"""

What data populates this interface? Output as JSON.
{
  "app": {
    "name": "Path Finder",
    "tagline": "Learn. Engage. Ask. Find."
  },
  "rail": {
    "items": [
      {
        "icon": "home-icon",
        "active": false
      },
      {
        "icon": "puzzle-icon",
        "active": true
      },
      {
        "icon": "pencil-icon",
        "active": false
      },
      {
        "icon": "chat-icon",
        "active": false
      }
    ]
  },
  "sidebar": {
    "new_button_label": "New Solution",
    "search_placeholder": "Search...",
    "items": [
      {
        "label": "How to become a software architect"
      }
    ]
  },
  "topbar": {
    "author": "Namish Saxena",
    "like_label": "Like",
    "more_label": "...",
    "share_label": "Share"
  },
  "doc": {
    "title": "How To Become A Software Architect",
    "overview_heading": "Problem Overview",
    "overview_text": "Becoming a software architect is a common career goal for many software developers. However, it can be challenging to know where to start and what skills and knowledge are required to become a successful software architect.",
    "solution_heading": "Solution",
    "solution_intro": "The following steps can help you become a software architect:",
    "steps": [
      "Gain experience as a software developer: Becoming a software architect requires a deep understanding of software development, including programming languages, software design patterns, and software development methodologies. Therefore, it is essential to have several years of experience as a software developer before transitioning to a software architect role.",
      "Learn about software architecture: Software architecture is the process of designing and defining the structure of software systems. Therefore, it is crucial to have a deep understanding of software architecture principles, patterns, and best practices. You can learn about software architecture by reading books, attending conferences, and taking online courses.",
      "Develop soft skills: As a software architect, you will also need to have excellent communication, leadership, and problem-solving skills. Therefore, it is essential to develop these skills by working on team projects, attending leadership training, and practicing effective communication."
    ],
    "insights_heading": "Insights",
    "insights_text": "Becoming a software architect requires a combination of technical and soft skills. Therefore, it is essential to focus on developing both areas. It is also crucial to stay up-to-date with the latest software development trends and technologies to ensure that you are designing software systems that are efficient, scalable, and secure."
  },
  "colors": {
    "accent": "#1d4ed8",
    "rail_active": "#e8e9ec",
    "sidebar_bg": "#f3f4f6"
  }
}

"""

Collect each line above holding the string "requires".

      "Gain experience as a software developer: Becoming a software architect requires a deep understanding of software development, including programming languages, software design patterns, and software development methodologies. Therefore, it is essential to have several years of experience as a software developer before transitioning to a software architect role.",
    "insights_text": "Becoming a software architect requires a combination of technical and soft skills. Therefore, it is essential to focus on developing both areas. It is also crucial to stay up-to-date with the latest software development trends and technologies to ensure that you are designing software systems that are efficient, scalable, and secure."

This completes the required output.